**Instructions to follow**
All records are to be printed again exactly as they appear.

----------

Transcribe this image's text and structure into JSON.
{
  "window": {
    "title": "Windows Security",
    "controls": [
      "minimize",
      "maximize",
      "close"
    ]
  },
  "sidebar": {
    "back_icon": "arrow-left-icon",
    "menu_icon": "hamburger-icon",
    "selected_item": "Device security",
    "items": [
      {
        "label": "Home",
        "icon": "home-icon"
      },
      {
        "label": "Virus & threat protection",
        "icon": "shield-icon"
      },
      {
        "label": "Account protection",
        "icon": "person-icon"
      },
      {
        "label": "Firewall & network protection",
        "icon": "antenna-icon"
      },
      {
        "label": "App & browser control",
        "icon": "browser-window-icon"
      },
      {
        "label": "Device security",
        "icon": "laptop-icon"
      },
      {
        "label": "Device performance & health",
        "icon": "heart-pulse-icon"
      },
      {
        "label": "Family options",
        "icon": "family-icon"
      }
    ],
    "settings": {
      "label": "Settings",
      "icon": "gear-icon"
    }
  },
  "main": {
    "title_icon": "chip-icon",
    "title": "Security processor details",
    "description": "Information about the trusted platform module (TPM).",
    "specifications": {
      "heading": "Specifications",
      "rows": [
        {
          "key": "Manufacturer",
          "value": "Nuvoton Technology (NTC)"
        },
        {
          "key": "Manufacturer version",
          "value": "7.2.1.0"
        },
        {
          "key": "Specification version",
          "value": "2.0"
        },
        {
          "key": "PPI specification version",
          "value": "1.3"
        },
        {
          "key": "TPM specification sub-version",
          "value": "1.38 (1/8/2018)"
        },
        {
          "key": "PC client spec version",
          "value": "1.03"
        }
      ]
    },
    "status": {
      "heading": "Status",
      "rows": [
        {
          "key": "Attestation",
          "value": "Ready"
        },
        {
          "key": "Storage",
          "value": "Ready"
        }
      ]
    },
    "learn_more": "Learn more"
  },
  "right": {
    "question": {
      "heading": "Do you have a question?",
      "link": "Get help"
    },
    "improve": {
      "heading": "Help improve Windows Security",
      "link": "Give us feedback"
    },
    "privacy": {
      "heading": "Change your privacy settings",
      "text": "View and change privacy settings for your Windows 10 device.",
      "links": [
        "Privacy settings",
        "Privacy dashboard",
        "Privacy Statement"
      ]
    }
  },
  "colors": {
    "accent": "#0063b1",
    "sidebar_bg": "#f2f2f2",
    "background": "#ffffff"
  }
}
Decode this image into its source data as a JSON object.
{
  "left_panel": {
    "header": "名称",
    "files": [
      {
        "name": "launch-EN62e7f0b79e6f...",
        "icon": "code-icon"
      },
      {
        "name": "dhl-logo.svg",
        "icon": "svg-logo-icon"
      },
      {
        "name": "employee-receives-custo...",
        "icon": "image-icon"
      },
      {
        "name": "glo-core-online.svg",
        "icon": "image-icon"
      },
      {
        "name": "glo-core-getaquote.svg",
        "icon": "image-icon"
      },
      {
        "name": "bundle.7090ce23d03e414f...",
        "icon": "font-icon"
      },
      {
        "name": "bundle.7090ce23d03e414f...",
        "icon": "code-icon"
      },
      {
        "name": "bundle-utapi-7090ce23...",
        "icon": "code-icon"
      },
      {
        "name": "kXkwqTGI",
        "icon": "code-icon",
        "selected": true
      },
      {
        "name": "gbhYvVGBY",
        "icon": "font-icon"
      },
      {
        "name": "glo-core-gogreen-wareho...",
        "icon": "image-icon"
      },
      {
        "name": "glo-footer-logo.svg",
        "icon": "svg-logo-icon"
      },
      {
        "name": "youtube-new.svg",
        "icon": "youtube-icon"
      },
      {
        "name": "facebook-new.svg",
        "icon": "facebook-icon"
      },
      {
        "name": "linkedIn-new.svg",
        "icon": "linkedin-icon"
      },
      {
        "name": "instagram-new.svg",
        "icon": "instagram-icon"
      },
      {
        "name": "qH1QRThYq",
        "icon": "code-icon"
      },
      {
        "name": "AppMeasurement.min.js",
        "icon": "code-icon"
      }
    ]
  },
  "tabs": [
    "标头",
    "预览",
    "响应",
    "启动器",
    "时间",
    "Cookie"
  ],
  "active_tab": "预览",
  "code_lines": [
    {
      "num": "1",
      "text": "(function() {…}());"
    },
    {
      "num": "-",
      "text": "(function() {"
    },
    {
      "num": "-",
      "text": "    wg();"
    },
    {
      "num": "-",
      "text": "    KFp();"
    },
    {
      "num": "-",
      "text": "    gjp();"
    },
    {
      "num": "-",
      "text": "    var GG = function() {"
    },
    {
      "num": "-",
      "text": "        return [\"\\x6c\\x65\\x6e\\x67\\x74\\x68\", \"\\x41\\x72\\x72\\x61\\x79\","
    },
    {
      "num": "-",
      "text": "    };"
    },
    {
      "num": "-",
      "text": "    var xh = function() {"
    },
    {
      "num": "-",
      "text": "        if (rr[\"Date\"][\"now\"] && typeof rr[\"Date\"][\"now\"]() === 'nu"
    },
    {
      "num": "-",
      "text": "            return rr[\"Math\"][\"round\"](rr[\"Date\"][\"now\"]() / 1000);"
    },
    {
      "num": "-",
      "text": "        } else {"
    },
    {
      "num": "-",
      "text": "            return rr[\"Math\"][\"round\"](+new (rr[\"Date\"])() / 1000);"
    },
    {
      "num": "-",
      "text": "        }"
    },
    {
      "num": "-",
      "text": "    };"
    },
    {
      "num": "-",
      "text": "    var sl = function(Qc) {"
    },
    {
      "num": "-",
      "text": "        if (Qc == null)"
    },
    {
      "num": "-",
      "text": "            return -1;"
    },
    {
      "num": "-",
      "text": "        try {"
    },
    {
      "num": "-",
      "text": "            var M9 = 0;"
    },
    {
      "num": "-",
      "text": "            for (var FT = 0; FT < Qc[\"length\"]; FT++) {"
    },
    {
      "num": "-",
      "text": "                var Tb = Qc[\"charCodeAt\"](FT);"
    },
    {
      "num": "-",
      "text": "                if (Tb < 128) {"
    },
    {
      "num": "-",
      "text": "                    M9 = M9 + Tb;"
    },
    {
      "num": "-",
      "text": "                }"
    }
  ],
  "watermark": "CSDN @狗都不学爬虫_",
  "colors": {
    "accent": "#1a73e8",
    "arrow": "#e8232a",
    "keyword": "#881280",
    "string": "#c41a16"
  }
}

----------

**Response to this exercise**
Transcribe this image's text and structure into JSON.
{
  "window": {
    "title": "Windows Security",
    "controls": [
      "minimize",
      "maximize",
      "close"
    ]
  },
  "sidebar": {
    "back_icon": "arrow-left-icon",
    "menu_icon": "hamburger-icon",
    "selected_item": "Device security",
    "items": [
      {
        "label": "Home",
        "icon": "home-icon"
      },
      {
        "label": "Virus & threat protection",
        "icon": "shield-icon"
      },
      {
        "label": "Account protection",
        "icon": "person-icon"
      },
      {
        "label": "Firewall & network protection",
        "icon": "antenna-icon"
      },
      {
        "label": "App & browser control",
        "icon": "browser-window-icon"
      },
      {
        "label": "Device security",
        "icon": "laptop-icon"
      },
      {
        "label": "Device performance & health",
        "icon": "heart-pulse-icon"
      },
      {
        "label": "Family options",
        "icon": "family-icon"
      }
    ],
    "settings": {
      "label": "Settings",
      "icon": "gear-icon"
    }
  },
  "main": {
    "title_icon": "chip-icon",
    "title": "Security processor details",
    "description": "Information about the trusted platform module (TPM).",
    "specifications": {
      "heading": "Specifications",
      "rows": [
        {
          "key": "Manufacturer",
          "value": "Nuvoton Technology (NTC)"
        },
        {
          "key": "Manufacturer version",
          "value": "7.2.1.0"
        },
        {
          "key": "Specification version",
          "value": "2.0"
        },
        {
          "key": "PPI specification version",
          "value": "1.3"
        },
        {
          "key": "TPM specification sub-version",
          "value": "1.38 (1/8/2018)"
        },
        {
          "key": "PC client spec version",
          "value": "1.03"
        }
      ]
    },
    "status": {
      "heading": "Status",
      "rows": [
        {
          "key": "Attestation",
          "value": "Ready"
        },
        {
          "key": "Storage",
          "value": "Ready"
        }
      ]
    },
    "learn_more": "Learn more"
  },
  "right": {
    "question": {
      "heading": "Do you have a question?",
      "link": "Get help"
    },
    "improve": {
      "heading": "Help improve Windows Security",
      "link": "Give us feedback"
    },
    "privacy": {
      "heading": "Change your privacy settings",
      "text": "View and change privacy settings for your Windows 10 device.",
      "links": [
        "Privacy settings",
        "Privacy dashboard",
        "Privacy Statement"
      ]
    }
  },
  "colors": {
    "accent": "#0063b1",
    "sidebar_bg": "#f2f2f2",
    "background": "#ffffff"
  }
}
Decode this image into its source data as a JSON object.
{
  "left_panel": {
    "header": "名称",
    "files": [
      {
        "name": "launch-EN62e7f0b79e6f...",
        "icon": "code-icon"
      },
      {
        "name": "dhl-logo.svg",
        "icon": "svg-logo-icon"
      },
      {
        "name": "employee-receives-custo...",
        "icon": "image-icon"
      },
      {
        "name": "glo-core-online.svg",
        "icon": "image-icon"
      },
      {
        "name": "glo-core-getaquote.svg",
        "icon": "image-icon"
      },
      {
        "name": "bundle.7090ce23d03e414f...",
        "icon": "font-icon"
      },
      {
        "name": "bundle.7090ce23d03e414f...",
        "icon": "code-icon"
      },
      {
        "name": "bundle-utapi-7090ce23...",
        "icon": "code-icon"
      },
      {
        "name": "kXkwqTGI",
        "icon": "code-icon",
        "selected": true
      },
      {
        "name": "gbhYvVGBY",
        "icon": "font-icon"
      },
      {
        "name": "glo-core-gogreen-wareho...",
        "icon": "image-icon"
      },
      {
        "name": "glo-footer-logo.svg",
        "icon": "svg-logo-icon"
      },
      {
        "name": "youtube-new.svg",
        "icon": "youtube-icon"
      },
      {
        "name": "facebook-new.svg",
        "icon": "facebook-icon"
      },
      {
        "name": "linkedIn-new.svg",
        "icon": "linkedin-icon"
      },
      {
        "name": "instagram-new.svg",
        "icon": "instagram-icon"
      },
      {
        "name": "qH1QRThYq",
        "icon": "code-icon"
      },
      {
        "name": "AppMeasurement.min.js",
        "icon": "code-icon"
      }
    ]
  },
  "tabs": [
    "标头",
    "预览",
    "响应",
    "启动器",
    "时间",
    "Cookie"
  ],
  "active_tab": "预览",
  "code_lines": [
    {
      "num": "1",
      "text": "(function() {…}());"
    },
    {
      "num": "-",
      "text": "(function() {"
    },
    {
      "num": "-",
      "text": "    wg();"
    },
    {
      "num": "-",
      "text": "    KFp();"
    },
    {
      "num": "-",
      "text": "    gjp();"
    },
    {
      "num": "-",
      "text": "    var GG = function() {"
    },
    {
      "num": "-",
      "text": "        return [\"\\x6c\\x65\\x6e\\x67\\x74\\x68\", \"\\x41\\x72\\x72\\x61\\x79\","
    },
    {
      "num": "-",
      "text": "    };"
    },
    {
      "num": "-",
      "text": "    var xh = function() {"
    },
    {
      "num": "-",
      "text": "        if (rr[\"Date\"][\"now\"] && typeof rr[\"Date\"][\"now\"]() === 'nu"
    },
    {
      "num": "-",
      "text": "            return rr[\"Math\"][\"round\"](rr[\"Date\"][\"now\"]() / 1000);"
    },
    {
      "num": "-",
      "text": "        } else {"
    },
    {
      "num": "-",
      "text": "            return rr[\"Math\"][\"round\"](+new (rr[\"Date\"])() / 1000);"
    },
    {
      "num": "-",
      "text": "        }"
    },
    {
      "num": "-",
      "text": "    };"
    },
    {
      "num": "-",
      "text": "    var sl = function(Qc) {"
    },
    {
      "num": "-",
      "text": "        if (Qc == null)"
    },
    {
      "num": "-",
      "text": "            return -1;"
    },
    {
      "num": "-",
      "text": "        try {"
    },
    {
      "num": "-",
      "text": "            var M9 = 0;"
    },
    {
      "num": "-",
      "text": "            for (var FT = 0; FT < Qc[\"length\"]; FT++) {"
    },
    {
      "num": "-",
      "text": "                var Tb = Qc[\"charCodeAt\"](FT);"
    },
    {
      "num": "-",
      "text": "                if (Tb < 128) {"
    },
    {
      "num": "-",
      "text": "                    M9 = M9 + Tb;"
    },
    {
      "num": "-",
      "text": "                }"
    }
  ],
  "watermark": "CSDN @狗都不学爬虫_",
  "colors": {
    "accent": "#1a73e8",
    "arrow": "#e8232a",
    "keyword": "#881280",
    "string": "#c41a16"
  }
}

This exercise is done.